I’ve been programming the event for maybe 12 years, and it’s kind of run its course in that sense. I love doing it, but it needs fresh ideas. And again, it’s just that recognition of skills and going, ‘okay, I don’t know that world, let’s make sure that we’re getting that covered and let’s start to expand the program in that direction.’ We’ve always had spoken word and film and comedy, but it’s always been a bit disparate and spread out across the program. So it’s kind of just bringing that together, giving it to someone who really knows that stuff and seeing what comes along.

Last questions: Can you think of one of those Earth please swallow me up moments where something’s happened and you just really don’t want to be there?

Oh, yeah. Oh God, like hundreds of them. But the biggest one was on our first year [at Claydon]. Well, I’ll give you two.

The one that comes to mind first is on our first year at Clayton Estate. We were still kind of building a rapport with the landowners and the estate because we hadn’t run a festival [there], and they were, understandably, very nervous. It was 2022, it was that incredibly dry year, and the grass was non-existent, it was like straw. Lord Verney, who runs the estate, came down the day before we opened in a bit of a blind panic and said that there couldn’t be any naked flames on site, we couldn’t have any camping stoves because there were going to be fires and so on, and we’d have to cancel the event. I had to spend a good couple of hours sitting down with him and talking him through it and going okay, we’re going to make this happen, it’s going to be all right, we’re going to put all we have, bring in lots of extra fire safety and all sorts of things. It was just one of those moments where when he kind of said, ‘we’re gonna have to cancel the festival’, and I was kind of like, okay, that’s not going to happen.

The other one was in 2017 on Thame Showground, a month before we were due to be on site. The showground rented out the site to what they thought was a big church group, but it turned out to be an enormous gathering of travelers, who then wouldn’t leave the site. And then it rained, and they absolutely trashed the site. We had about two weeks to turn the site around, we had to pretty much rebuild the site. We had to bring in loads of hardcore, fill holes, put the land back together, order loads of extra tracking in order to make the event work. I think most people in those circumstances would have just gone ‘no, we’re cancelling, we can’t do it.’ But me and my dad stood there and went, ‘right, we’ve got to make this work, we’ve got to do it.’ And we worked out a way of doing it. That was another one where I just wanted to curl up in a ball and cry.

A superb example of triumph over adversity. Now the flip side: Can you identify one of those pinch me, am I dreaming moments?

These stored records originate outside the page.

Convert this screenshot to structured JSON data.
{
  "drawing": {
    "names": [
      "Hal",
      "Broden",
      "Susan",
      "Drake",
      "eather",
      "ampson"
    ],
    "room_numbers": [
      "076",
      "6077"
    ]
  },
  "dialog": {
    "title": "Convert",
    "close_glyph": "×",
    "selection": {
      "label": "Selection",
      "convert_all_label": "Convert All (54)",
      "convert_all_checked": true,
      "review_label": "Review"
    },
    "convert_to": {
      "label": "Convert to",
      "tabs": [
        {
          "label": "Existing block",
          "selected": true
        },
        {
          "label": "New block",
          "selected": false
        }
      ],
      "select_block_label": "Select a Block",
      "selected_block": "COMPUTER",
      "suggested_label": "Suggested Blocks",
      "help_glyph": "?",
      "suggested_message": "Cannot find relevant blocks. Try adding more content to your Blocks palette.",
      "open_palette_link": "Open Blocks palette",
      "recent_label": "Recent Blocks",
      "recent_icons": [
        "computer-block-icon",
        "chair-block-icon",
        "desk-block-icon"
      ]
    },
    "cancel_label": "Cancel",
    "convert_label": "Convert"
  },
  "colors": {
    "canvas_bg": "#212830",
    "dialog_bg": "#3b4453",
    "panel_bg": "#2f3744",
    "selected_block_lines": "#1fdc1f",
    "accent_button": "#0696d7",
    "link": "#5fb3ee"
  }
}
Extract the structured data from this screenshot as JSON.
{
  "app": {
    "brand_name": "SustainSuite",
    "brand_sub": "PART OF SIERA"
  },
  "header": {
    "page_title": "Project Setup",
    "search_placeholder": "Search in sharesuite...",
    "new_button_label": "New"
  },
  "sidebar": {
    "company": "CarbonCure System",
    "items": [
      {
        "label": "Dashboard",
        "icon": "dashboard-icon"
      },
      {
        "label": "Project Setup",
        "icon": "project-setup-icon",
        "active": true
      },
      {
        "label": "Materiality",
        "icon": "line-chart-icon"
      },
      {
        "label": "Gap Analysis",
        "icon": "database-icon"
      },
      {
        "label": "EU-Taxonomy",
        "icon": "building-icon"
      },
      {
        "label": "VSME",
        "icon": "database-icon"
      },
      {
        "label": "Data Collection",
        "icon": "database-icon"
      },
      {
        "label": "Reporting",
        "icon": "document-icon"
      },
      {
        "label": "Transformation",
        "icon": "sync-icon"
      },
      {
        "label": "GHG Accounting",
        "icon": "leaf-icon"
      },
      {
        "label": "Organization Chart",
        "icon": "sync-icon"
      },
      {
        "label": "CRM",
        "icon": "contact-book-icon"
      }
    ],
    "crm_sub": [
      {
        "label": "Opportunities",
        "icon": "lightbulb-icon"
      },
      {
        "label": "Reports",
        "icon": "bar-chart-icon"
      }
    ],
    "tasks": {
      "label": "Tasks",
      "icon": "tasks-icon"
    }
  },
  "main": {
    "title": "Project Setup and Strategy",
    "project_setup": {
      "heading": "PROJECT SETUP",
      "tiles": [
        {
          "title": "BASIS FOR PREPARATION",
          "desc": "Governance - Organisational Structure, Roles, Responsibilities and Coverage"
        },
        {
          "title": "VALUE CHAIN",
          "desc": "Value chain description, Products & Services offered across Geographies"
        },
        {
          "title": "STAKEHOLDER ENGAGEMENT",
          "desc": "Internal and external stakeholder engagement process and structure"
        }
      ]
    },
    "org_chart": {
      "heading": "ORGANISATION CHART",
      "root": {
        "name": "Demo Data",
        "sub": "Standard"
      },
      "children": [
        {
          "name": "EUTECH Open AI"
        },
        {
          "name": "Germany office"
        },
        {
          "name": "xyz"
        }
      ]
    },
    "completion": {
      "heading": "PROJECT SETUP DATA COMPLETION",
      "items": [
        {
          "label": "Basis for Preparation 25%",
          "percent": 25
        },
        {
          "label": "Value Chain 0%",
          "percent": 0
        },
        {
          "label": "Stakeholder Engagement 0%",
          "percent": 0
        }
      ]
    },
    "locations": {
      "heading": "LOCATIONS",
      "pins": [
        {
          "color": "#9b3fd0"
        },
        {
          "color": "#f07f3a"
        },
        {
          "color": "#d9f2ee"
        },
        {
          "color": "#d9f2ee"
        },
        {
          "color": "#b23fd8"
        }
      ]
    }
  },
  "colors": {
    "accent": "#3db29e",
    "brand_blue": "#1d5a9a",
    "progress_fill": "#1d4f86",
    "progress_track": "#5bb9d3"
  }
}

There’s just so many, but I guess for me, we have this huge lantern procession, which sounds really kind of twee, but it’s actually really magical. We build loads of lanterns over the weekend; families make them. Then we have this magical parade every year, across the site. If you stand back up on the hill looking down on the site, you see these lanterns going across the site on the last night. So we’ve kind of got the festival done and we feel like we’ve achieved, and then this magical procession with music happens. Every year for me that’s a kind of goosebumps, hairs stand up on the back of the neck moment. Because not only does it signify the fact that we’ve achieved, and we’ve done the festival again. But also, I just know what a highlight it is for people who have never been to the festival. In the feedback they always go, oh my God, the lantern procession was just magical. So for me, it’s that every year, the kind of yes, super memorable moment.

Finally, how do you sum up Towersey in three words?Well, I’m going to borrow it from something that one of our customers said a few years ago and that we’ve used:

Another lovelier world.